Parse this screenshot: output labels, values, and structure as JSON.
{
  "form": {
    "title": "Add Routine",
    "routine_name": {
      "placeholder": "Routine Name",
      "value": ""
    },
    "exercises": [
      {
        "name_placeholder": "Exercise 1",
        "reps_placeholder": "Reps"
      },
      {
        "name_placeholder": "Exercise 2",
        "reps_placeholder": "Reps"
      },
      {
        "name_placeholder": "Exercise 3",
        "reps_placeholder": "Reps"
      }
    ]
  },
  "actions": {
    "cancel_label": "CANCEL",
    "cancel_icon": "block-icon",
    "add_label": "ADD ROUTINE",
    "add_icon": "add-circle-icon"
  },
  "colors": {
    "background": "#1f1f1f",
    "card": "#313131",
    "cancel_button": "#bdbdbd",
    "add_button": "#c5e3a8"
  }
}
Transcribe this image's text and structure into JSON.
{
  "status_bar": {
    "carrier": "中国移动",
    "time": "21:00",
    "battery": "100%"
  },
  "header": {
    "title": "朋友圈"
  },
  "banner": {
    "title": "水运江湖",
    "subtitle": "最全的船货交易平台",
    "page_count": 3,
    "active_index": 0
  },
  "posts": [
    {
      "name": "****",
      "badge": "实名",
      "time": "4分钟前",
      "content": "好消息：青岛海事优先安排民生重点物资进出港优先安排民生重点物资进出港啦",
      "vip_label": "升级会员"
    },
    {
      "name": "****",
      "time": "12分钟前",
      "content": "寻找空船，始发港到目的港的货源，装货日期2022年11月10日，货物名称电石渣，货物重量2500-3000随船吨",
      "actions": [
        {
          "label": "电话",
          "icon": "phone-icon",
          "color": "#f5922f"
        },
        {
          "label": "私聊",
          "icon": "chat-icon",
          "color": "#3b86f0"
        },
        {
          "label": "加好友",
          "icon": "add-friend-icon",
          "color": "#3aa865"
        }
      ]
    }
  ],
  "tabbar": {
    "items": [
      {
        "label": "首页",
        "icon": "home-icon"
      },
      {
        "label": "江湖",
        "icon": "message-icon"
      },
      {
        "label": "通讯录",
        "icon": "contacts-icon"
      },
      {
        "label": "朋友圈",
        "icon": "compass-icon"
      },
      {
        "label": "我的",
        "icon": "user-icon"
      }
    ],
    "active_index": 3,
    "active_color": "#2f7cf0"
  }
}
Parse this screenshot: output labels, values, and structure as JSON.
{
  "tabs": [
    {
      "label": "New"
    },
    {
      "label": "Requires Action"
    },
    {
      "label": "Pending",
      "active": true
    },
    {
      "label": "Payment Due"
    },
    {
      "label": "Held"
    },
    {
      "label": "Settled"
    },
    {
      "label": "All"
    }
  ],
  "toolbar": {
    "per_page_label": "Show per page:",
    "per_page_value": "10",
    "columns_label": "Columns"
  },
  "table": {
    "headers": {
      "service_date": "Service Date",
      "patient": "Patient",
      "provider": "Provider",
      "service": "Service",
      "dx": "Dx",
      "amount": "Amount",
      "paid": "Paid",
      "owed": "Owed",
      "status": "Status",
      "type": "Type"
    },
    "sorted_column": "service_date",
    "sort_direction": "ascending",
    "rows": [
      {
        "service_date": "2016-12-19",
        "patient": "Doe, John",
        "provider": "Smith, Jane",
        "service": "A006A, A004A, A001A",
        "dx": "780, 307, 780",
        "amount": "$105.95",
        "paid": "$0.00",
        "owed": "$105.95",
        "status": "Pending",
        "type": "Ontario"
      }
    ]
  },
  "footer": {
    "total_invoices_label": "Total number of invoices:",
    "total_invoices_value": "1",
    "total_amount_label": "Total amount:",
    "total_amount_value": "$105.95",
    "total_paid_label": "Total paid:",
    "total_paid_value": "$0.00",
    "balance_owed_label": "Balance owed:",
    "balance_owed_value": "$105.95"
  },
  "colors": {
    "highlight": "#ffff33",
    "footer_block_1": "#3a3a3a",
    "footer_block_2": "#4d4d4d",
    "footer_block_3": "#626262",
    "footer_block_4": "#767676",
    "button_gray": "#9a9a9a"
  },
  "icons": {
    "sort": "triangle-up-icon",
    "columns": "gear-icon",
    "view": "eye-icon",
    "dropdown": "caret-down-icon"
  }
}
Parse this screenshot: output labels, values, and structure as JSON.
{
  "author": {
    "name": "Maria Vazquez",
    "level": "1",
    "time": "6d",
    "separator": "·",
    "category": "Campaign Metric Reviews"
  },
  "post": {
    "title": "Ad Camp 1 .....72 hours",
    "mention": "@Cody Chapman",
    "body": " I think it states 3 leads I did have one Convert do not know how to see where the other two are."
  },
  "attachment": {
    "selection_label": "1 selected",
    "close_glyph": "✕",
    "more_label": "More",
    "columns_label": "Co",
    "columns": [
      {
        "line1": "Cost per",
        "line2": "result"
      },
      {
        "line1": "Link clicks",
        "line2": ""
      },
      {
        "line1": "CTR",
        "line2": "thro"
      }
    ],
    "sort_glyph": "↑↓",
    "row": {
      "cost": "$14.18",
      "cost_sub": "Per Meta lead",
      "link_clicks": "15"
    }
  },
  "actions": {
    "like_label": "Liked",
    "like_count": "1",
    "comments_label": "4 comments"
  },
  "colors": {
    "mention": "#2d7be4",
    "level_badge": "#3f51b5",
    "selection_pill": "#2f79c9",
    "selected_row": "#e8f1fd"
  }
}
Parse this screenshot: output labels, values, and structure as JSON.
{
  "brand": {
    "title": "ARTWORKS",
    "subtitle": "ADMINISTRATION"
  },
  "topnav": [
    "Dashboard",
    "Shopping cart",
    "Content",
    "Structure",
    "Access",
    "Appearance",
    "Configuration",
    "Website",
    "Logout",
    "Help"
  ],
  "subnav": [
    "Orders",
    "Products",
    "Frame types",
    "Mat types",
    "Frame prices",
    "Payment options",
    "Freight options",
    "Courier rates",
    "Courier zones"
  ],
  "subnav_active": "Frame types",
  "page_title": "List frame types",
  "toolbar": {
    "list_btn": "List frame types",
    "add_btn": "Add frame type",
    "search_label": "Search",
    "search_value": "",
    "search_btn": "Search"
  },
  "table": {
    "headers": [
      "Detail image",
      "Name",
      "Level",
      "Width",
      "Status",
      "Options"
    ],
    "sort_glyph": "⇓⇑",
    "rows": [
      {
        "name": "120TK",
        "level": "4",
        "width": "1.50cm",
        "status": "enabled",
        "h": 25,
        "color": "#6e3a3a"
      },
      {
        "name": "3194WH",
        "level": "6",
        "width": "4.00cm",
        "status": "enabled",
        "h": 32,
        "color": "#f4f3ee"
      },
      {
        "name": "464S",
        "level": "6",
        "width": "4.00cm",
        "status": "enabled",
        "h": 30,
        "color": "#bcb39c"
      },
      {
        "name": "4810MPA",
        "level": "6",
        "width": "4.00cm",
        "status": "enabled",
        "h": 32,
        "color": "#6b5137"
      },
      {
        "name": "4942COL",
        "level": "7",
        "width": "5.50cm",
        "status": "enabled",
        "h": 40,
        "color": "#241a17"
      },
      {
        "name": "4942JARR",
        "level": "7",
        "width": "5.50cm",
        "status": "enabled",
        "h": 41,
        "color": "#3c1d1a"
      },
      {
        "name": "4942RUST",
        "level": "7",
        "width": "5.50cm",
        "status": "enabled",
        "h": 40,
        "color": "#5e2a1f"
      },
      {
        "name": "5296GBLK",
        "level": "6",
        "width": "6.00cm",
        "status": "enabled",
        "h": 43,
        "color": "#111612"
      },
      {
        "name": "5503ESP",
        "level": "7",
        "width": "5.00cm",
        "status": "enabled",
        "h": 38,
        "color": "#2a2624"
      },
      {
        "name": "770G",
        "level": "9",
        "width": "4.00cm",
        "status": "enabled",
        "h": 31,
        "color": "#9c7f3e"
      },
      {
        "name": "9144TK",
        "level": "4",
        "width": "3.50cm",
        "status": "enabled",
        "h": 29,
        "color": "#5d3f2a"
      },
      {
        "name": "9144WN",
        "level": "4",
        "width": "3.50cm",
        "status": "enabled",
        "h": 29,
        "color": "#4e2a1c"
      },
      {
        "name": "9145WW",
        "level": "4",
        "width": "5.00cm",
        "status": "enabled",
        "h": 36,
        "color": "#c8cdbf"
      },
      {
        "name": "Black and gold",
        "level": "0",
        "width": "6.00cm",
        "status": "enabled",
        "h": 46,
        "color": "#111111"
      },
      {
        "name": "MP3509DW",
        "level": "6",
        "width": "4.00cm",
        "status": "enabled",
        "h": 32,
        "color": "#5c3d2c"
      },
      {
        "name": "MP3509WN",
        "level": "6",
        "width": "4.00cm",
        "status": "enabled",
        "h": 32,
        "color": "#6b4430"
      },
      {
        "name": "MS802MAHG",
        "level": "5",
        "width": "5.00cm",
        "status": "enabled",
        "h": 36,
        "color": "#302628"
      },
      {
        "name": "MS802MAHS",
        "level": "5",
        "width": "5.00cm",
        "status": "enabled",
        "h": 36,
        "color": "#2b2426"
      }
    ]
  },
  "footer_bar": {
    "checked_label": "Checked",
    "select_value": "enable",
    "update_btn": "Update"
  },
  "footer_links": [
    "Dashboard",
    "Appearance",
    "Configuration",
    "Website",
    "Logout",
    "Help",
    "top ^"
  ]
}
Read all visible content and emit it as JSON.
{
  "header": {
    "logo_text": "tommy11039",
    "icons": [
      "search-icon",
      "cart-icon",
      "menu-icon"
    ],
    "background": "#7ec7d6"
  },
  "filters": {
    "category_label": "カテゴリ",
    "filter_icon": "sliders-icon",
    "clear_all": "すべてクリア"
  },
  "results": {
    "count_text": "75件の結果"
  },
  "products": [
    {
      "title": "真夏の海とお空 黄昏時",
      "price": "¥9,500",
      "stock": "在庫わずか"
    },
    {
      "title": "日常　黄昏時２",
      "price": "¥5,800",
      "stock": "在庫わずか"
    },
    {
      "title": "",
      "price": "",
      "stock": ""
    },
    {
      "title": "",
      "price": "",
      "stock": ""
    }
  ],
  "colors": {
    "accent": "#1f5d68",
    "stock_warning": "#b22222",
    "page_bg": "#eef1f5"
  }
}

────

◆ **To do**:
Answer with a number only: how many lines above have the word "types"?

◆ **Response for this exercise**:
5